[Web page and app entries]
########

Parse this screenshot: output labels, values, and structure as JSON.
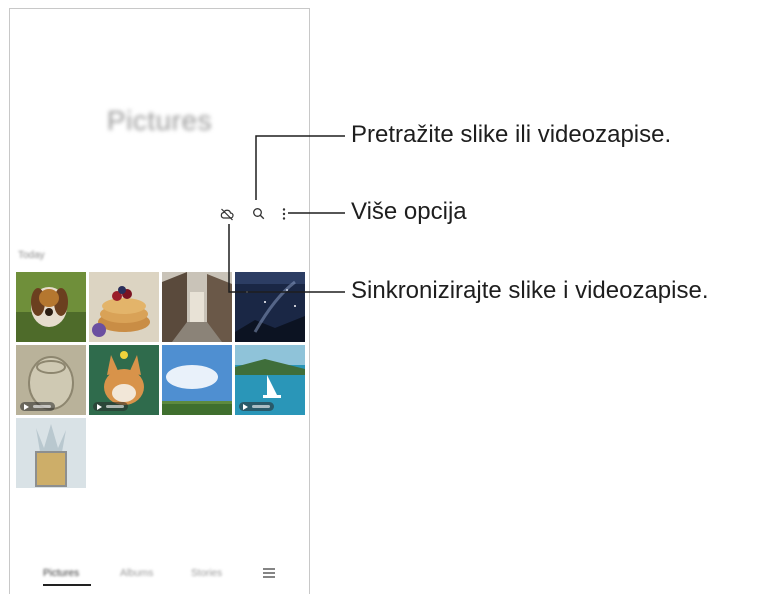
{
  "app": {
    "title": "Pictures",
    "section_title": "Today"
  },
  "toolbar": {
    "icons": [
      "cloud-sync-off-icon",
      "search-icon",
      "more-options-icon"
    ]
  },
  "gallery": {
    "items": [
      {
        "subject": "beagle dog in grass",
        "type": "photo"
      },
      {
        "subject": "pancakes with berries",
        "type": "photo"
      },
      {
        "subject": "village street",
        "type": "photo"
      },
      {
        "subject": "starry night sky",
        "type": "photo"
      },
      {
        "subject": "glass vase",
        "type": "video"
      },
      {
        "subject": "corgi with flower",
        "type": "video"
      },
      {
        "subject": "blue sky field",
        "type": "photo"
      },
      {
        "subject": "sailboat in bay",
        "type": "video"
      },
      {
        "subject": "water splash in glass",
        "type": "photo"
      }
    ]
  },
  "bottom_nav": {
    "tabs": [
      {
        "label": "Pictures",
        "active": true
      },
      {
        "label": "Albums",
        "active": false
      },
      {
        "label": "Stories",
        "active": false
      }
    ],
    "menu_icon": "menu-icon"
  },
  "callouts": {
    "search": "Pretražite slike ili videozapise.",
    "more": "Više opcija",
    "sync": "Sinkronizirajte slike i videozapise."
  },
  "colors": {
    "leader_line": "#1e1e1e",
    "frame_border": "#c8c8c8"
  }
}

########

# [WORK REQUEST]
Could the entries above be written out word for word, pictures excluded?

# [YOUR SOLUTION]
Parse this screenshot: output labels, values, and structure as JSON.
{
  "app": {
    "title": "Pictures",
    "section_title": "Today"
  },
  "toolbar": {
    "icons": [
      "cloud-sync-off-icon",
      "search-icon",
      "more-options-icon"
    ]
  },
  "gallery": {
    "items": [
      {
        "subject": "beagle dog in grass",
        "type": "photo"
      },
      {
        "subject": "pancakes with berries",
        "type": "photo"
      },
      {
        "subject": "village street",
        "type": "photo"
      },
      {
        "subject": "starry night sky",
        "type": "photo"
      },
      {
        "subject": "glass vase",
        "type": "video"
      },
      {
        "subject": "corgi with flower",
        "type": "video"
      },
      {
        "subject": "blue sky field",
        "type": "photo"
      },
      {
        "subject": "sailboat in bay",
        "type": "video"
      },
      {
        "subject": "water splash in glass",
        "type": "photo"
      }
    ]
  },
  "bottom_nav": {
    "tabs": [
      {
        "label": "Pictures",
        "active": true
      },
      {
        "label": "Albums",
        "active": false
      },
      {
        "label": "Stories",
        "active": false
      }
    ],
    "menu_icon": "menu-icon"
  },
  "callouts": {
    "search": "Pretražite slike ili videozapise.",
    "more": "Više opcija",
    "sync": "Sinkronizirajte slike i videozapise."
  },
  "colors": {
    "leader_line": "#1e1e1e",
    "frame_border": "#c8c8c8"
  }
}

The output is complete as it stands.